HOME SALES ACTIVITY
- Sales activity rose by 21.6% when compared to the third quarter of 2014. What is more impressive is that this exceeds the 20.9% year-over-year growth rate that we saw in the second quarter.
- Home sales were the highest in Clatsop, Skamania, Josephine and Marion Counties.
- Double-digit percentage increases in closed sales were seen in all but three counties across the region. In aggregate, we saw over 18,800 sales in the third quarter.
- The slowest rate of sales growth was seen in Coos, Polk and Klickitat Counties.
- Average prices in the region rose by 6.1% year-over-year to $309,565. It is clear that the rate of price appreciation has started to slow. The current annual rate of price growth has slowed from the 7.2% rate seen in the second quarter.
- When compared to third quarter of 2014, Coos County rose to the top with price growth of 15.1%. Other markets that saw notable price growth were Cowlitz and Crook Counties.
- All but four counties saw prices rise compared to the third quarter of 2014, with three showing double-digit percentage gains when viewed on an annual basis.
- Prices fell in four counties, but these are counties where relatively few transactions take place so they are prone to wild swings.
DAYS ON MARKET
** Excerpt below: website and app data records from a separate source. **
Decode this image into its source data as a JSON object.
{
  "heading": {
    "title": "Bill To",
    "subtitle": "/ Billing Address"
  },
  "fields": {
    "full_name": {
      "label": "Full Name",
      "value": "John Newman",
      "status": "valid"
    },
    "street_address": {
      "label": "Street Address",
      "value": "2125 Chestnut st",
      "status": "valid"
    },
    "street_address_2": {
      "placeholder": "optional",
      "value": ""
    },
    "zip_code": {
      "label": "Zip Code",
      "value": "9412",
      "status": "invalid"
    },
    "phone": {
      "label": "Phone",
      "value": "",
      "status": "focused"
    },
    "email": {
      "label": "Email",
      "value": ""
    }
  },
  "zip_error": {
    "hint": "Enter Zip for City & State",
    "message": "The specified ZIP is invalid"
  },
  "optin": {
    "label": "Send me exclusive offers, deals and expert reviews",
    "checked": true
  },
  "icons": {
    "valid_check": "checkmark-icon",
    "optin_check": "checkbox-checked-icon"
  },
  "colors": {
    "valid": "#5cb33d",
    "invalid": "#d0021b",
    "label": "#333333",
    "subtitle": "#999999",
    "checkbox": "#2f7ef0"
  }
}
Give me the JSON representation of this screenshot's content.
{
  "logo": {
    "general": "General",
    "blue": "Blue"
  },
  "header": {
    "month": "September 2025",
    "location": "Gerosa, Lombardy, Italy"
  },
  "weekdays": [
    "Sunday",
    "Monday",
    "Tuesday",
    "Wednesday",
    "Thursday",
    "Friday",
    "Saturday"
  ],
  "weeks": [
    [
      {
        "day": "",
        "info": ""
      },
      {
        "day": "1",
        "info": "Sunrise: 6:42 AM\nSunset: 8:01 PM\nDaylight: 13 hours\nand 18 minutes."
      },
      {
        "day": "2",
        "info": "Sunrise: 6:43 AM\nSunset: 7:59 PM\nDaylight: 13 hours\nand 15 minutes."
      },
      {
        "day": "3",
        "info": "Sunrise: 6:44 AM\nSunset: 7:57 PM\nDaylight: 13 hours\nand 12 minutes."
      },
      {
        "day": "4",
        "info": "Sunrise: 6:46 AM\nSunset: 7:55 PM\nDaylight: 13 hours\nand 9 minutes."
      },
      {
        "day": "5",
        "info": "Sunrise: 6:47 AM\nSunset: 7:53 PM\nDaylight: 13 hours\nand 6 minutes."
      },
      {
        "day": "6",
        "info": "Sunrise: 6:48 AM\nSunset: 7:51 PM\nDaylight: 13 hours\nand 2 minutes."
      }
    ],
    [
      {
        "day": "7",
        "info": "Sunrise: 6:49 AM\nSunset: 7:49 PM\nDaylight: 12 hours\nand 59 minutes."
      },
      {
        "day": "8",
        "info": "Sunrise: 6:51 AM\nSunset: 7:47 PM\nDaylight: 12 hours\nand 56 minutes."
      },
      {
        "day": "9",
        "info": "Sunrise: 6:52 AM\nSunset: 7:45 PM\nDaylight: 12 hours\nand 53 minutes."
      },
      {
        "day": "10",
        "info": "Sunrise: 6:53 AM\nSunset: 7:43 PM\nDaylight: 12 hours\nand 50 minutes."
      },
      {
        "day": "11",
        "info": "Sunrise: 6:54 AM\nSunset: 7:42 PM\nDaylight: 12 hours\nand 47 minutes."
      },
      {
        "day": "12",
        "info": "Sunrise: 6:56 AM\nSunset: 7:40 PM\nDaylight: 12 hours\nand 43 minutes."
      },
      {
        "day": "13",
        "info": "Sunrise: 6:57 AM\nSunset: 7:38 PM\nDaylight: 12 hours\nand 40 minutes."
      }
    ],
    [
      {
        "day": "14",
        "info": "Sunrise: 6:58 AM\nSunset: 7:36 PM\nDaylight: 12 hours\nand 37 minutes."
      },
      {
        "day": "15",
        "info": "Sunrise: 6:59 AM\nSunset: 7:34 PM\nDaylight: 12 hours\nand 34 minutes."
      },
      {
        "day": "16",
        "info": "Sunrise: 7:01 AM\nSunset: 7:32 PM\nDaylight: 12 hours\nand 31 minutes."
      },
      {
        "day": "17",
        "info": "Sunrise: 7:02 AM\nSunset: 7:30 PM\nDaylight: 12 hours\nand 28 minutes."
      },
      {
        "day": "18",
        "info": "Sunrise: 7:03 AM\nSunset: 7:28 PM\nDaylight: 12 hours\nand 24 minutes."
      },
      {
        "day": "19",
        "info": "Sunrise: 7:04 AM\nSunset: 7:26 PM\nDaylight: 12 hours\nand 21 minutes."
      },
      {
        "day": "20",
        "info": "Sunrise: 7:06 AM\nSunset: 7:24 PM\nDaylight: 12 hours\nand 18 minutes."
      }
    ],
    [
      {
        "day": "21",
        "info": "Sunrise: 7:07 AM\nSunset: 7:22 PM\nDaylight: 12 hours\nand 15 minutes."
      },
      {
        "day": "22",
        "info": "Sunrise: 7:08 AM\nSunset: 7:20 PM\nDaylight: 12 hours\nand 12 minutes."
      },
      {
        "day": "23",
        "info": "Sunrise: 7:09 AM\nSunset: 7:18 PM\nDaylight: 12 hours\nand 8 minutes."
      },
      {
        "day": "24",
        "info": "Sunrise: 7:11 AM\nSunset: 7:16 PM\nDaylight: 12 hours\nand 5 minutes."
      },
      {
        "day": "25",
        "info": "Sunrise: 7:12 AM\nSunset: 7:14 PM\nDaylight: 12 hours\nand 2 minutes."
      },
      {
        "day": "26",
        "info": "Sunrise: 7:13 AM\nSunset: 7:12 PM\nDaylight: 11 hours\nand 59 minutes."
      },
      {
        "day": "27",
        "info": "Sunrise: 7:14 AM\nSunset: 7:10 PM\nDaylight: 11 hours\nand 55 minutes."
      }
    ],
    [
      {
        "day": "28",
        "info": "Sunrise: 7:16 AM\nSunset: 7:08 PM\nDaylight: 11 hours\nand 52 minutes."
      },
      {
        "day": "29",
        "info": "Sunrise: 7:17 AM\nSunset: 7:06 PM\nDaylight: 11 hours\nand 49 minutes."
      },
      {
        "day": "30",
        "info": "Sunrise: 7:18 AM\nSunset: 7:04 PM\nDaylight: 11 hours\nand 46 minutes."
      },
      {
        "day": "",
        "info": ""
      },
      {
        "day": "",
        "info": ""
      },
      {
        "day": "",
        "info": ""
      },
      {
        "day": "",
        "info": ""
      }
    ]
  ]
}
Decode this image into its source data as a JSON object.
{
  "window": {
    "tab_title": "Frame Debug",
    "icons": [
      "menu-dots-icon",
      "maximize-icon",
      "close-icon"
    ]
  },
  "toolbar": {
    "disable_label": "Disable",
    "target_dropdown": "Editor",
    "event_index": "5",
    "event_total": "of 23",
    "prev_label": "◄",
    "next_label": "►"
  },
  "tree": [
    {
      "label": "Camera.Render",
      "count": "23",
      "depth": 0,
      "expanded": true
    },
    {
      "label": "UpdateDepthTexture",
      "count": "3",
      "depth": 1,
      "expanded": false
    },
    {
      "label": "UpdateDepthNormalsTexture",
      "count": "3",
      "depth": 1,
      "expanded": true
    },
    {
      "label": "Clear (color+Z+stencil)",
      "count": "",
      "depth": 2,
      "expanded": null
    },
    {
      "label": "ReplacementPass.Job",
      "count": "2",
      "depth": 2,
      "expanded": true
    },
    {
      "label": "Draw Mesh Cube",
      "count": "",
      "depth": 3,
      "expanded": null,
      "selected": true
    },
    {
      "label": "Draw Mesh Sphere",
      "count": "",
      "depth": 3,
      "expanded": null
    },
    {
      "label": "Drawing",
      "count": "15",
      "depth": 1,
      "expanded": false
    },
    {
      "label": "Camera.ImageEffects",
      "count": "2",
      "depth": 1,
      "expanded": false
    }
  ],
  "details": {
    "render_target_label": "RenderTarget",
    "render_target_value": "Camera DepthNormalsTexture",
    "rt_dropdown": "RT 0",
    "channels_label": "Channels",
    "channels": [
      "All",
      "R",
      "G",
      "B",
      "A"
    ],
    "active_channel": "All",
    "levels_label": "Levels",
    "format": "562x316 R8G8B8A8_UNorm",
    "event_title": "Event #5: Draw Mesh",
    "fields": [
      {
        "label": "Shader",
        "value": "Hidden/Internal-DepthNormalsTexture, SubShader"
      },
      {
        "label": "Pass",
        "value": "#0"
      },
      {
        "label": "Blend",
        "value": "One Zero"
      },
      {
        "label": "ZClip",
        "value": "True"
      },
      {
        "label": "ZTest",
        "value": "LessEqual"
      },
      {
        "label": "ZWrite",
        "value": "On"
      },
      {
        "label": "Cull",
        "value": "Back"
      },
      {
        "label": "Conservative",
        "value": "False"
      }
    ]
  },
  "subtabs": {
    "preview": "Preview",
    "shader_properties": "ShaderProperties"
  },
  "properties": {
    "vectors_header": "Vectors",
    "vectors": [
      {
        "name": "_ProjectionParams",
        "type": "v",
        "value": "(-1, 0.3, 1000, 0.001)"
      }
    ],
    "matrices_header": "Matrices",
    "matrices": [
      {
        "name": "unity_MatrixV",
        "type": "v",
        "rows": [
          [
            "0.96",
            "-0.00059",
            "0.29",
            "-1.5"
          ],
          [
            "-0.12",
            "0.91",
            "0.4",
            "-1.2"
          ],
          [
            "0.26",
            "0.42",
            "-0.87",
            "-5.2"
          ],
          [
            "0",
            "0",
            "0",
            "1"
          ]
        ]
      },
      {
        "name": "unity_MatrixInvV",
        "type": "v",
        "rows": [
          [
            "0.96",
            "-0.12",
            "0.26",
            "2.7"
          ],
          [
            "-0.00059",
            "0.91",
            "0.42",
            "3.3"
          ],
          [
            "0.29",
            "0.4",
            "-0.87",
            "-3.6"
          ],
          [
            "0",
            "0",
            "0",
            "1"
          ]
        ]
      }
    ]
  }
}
- The average number of days it took to sell a home in the region dropped by 16 days when compared to the third quarter of 2014.
- The average time it took to sell a home in the region was 92 days, with the Portland market dropping from 37 to 27 days.
- There were just two markets where the length of time it took to sell a home did rise, but these are small counties and not a cause for concern at the present time.
- It now takes less than a month to sell homes in Multnomah and Washington Counties.
The speedometer reflects the state of the region’s housing market using housing inventory, price gains, sales velocities, interest rates and larger economics factors.
There continues to be a shortage of homes for sale, which is driving prices higher. As long as home sales continue to increase and supply continues to fail to meet demand, the markets covered in this report will not be in equilibrium. Because of this, I have moved the gauge a little further in favor of sellers.
Matthew Gardner is the Chief Economist for Windermere Real Estate, specializing in residential market analysis, commercial/industrial market analysis, financial analysis, and land use and regional economics. He is the former Principal of Gardner Economics, and has over 25 years of professional experience both in the U.S. and U.K.